Notes dad Don, “This is my first time seeing The Righteous Brothers. I’ve been a fan since the start — my friends and I had all of their records,” before confessing, “As a man in his 70s, I am inspired by Bill Medley; he is just great.”
Daughter Therese admits, “I really wasn’t a fan of the group — I mainly only knew their hits — but now after seeing the show, you can call me a fan, too!”
We also chat with Mark, a dad from Bergenfield, and his son, Mike.
Declares Mark, “I’m a big time fan of The Righteous Brothers! Their show is nostalgic, powerful, sentimental, and — overall — just fantastic!”
Notes his young son Mike, a drummer, “It was great — I especially liked the drums,” before acknowledging, “and I knew so much of the music because my dad plays it at home.”
Marilyn from Brick calls The Righteous Brothers, “Incredible — better then ever,” explaining, “Bill Medley’s still got it and Bucky Heard is great,” adding, “I hope to get to Las Vegas to see them again soon.”
Dave from Brick agrees recalling, “We’ve been seeing them for the past 20 years, and Bill Medley is as good as ever — he’s still going strong.”
Adrienne from Edgewater calls tonight’s show, “Great!” When asked if there was anything specific that made this performance so special, she replies, “Bill Medley is rock and roll royalty.”
Before we leave the venue, we get a moment to chat with Bill Medley who — along with Bucky Heard and daughter McKenna Medley — has come out into the BergenPAC lobby to meet and greet fans.
When we ask how he enjoyed performing for tonight’s Jersey crowd, Medley, 78, exclaims, “It was a pleasure!” Moreover, after being asked if it’s true that the term “blue-eyed soul” was originally coined to describe the sound of The Righteous Brothers,” Medley smiles — and with a wink of his baby blues — affirms, “Yes — that was us.”

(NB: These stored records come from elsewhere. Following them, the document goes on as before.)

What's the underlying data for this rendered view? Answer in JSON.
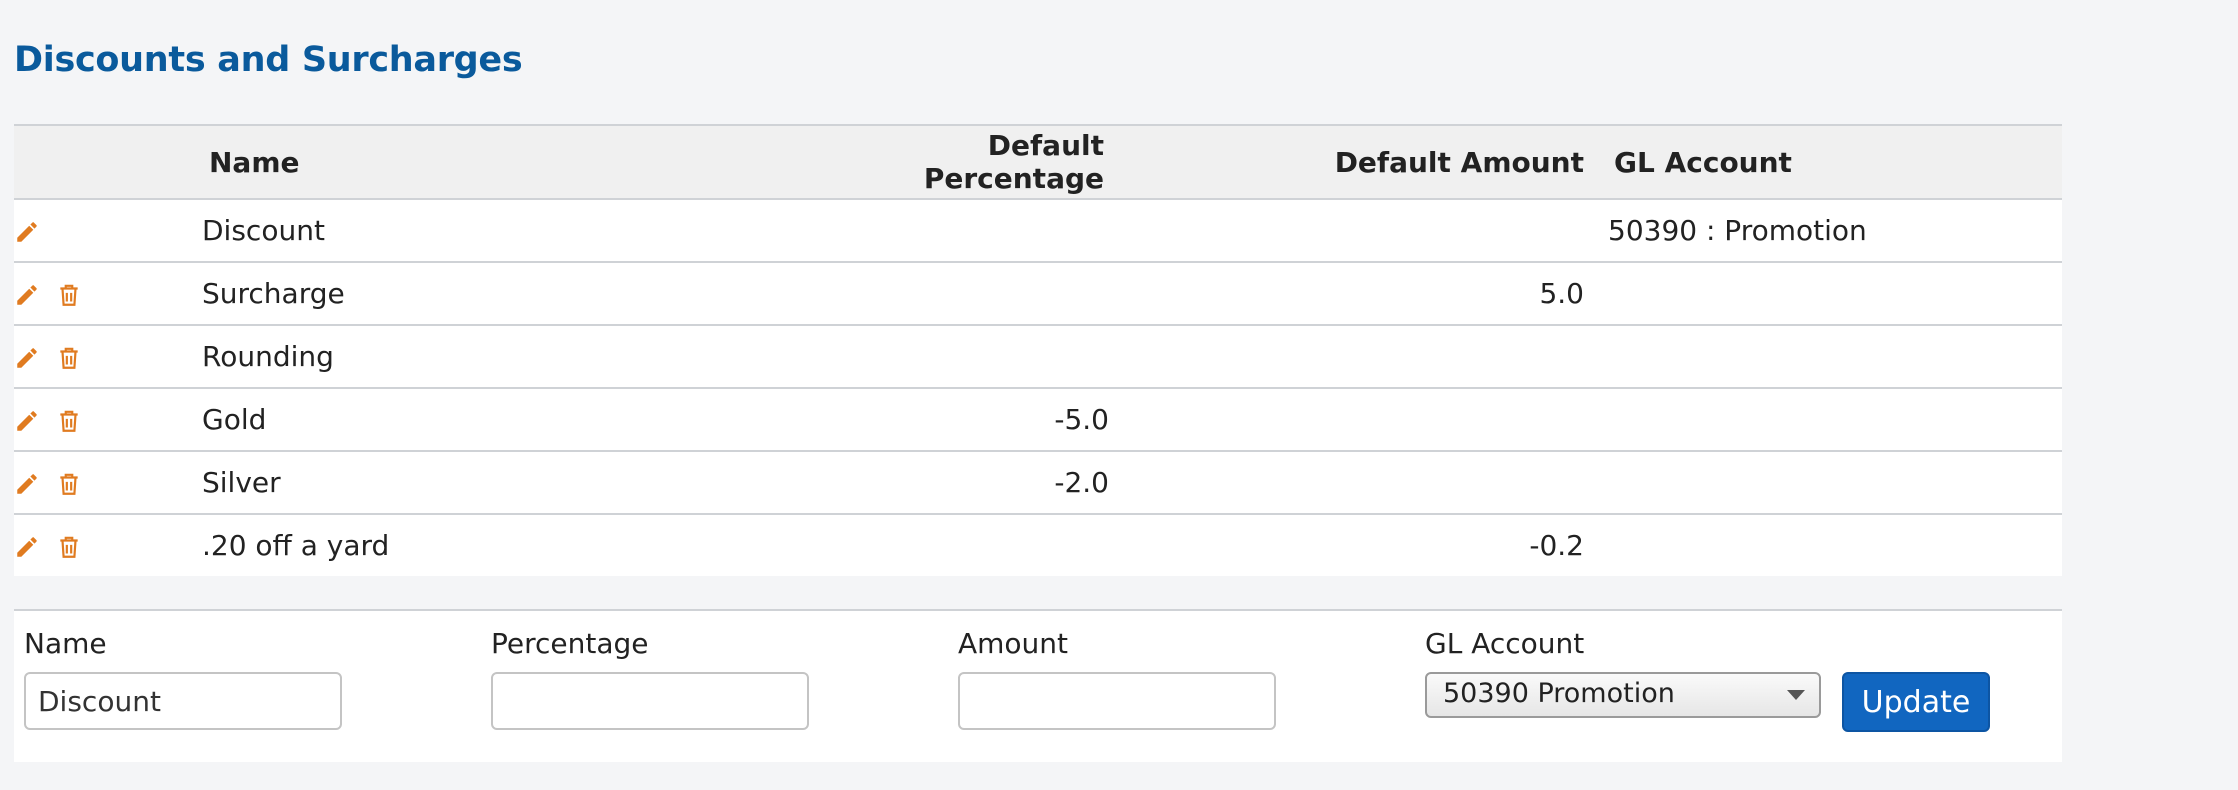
{
  "page": {
    "title": "Discounts and Surcharges"
  },
  "table": {
    "headers": {
      "name": "Name",
      "default_percentage": "Default Percentage",
      "default_amount": "Default Amount",
      "gl_account": "GL Account"
    },
    "rows": [
      {
        "name": "Discount",
        "percentage": "",
        "amount": "",
        "gl_account": "50390 : Promotion",
        "deletable": false
      },
      {
        "name": "Surcharge",
        "percentage": "",
        "amount": "5.0",
        "gl_account": "",
        "deletable": true
      },
      {
        "name": "Rounding",
        "percentage": "",
        "amount": "",
        "gl_account": "",
        "deletable": true
      },
      {
        "name": "Gold",
        "percentage": "-5.0",
        "amount": "",
        "gl_account": "",
        "deletable": true
      },
      {
        "name": "Silver",
        "percentage": "-2.0",
        "amount": "",
        "gl_account": "",
        "deletable": true
      },
      {
        "name": ".20 off a yard",
        "percentage": "",
        "amount": "-0.2",
        "gl_account": "",
        "deletable": true
      }
    ]
  },
  "icons": {
    "edit": "pencil-icon",
    "delete": "trash-icon",
    "color": "#e07b20"
  },
  "form": {
    "name_label": "Name",
    "name_value": "Discount",
    "percentage_label": "Percentage",
    "percentage_value": "",
    "amount_label": "Amount",
    "amount_value": "",
    "gl_account_label": "GL Account",
    "gl_account_selected": "50390 Promotion",
    "update_label": "Update"
  },
  "colors": {
    "title": "#0a5a9c",
    "accent_button": "#1166c0",
    "icon": "#e07b20"
  }
}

As we make our way out of the BergenPAC lobby, we happen to catch up with Susan from Allendale, with whom we spoke before the show. States Susan, “Wasn’t it just fabulous? They were so great, I was dancing in my seat!” before concluding, “If they were here again, I’d come back tomorrow!”